“FOCUS will help you,” said ‘Declan’, a man who has benefited from the services that Focus Ireland provide at their Grange Cohan base in Waterford city.
“People who f**k up know they’re f**king up. They know that themselves in the back of their mind, whether they’ll ever admit it or not. This is why they’re so wary of help, or any kind of intervention. But when you realise that there are genuine people out there who will help, who’ll put the ointment over the scab and bandage it up, life does get easier.”
In the past two or more decades, the help which organisations such as Focus Ireland and Respond! have provided to dozens of families in Waterford has proven both invaluable and transformative. It’s not hyperbolic to suggest that there are people alive today thanks to the efforts of both bodies. These organisations have been doing the work that successive governments ought to have been advancing and delivering on.
And were it not for them and advocates such as Father Peter McVerry, the extent of our homelessness crisis would be altogether worse.

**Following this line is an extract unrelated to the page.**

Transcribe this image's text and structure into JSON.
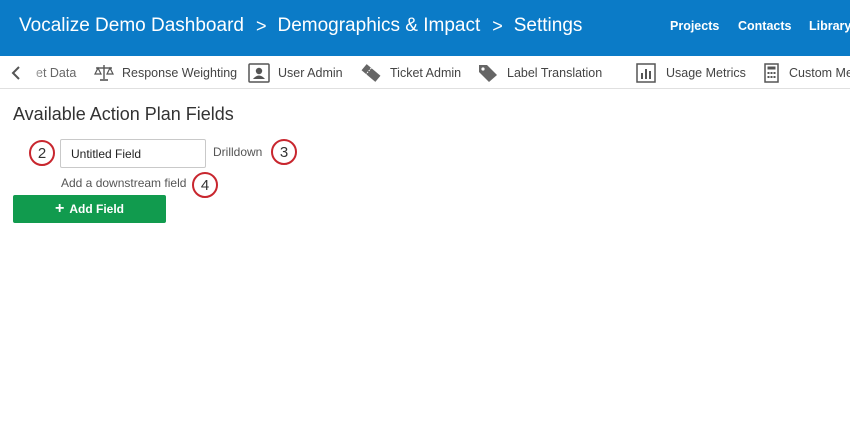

During a recent visit to the Cork Penny Dinners service, Fr McVerry took issue with the Fine Gael-led Government which maintains its approach to homelessness is working.
“If you were running a business, losing money and you were asked to come up with a strategy to reduce those losses, if after three years the company was not just losing money, but losing more money every month, somebody would say that strategy isn’t working,” he said. “I think we have to apply that to the Government’s strategy to homelessness.”
The most recent figures available state that there are 112 adults in emergency accommodation in Waterford, while on a regional basis, there are currently 266 adults without a home.
Anecdotal evidence suggests that there are few rough sleepers in the city at present, but there is at least one person regularly manning a tent in a sheltered area just off the Roanmore Terrace/Keane’s Road junction.
And while there may be some people who, for a variety of reasons, will refuse any help of any kind, the vast majority of people are open to help and are willing to engage with services. Their Government must do more for them.
There was no concealing the satisfaction of mid-Waterford Councillors when, on October 17, they approved the Part VIII planning process that will set in train the delivery of 16 new houses in Kilmacthomas.
These will be the first fresh Council builds in Kilmacthomas since the 1990s, a fact which in itself underlines the knee cutting exercise Central Government has waged against local authorities since the late 1980s.
Councils ought to be building more homes, and thankfully there are further signs of life in Waterford regarding new local authority builds, given the finished units provided in Dungarvan, Portlaw and Tallow, along with the impressive 2015 Chairman’s Arch development.
But as Councillors have repeatedly stressed in recent years, so much more is needed to reverse a trend which sadly continues to develop in the wrong direction.
Said Fr McVerry: “Once something exists for a number of months it becomes the norm. And we are no longer shocked.”
As he knows better than most, homelessness across the State has metastasised during a period of so-called economic recovery. But in this case there is a known cure. A known remedy, rather than a revolution, is what’s needed here. However, the vision to implement such a remedy at Government level remains painfully and sadly lacking.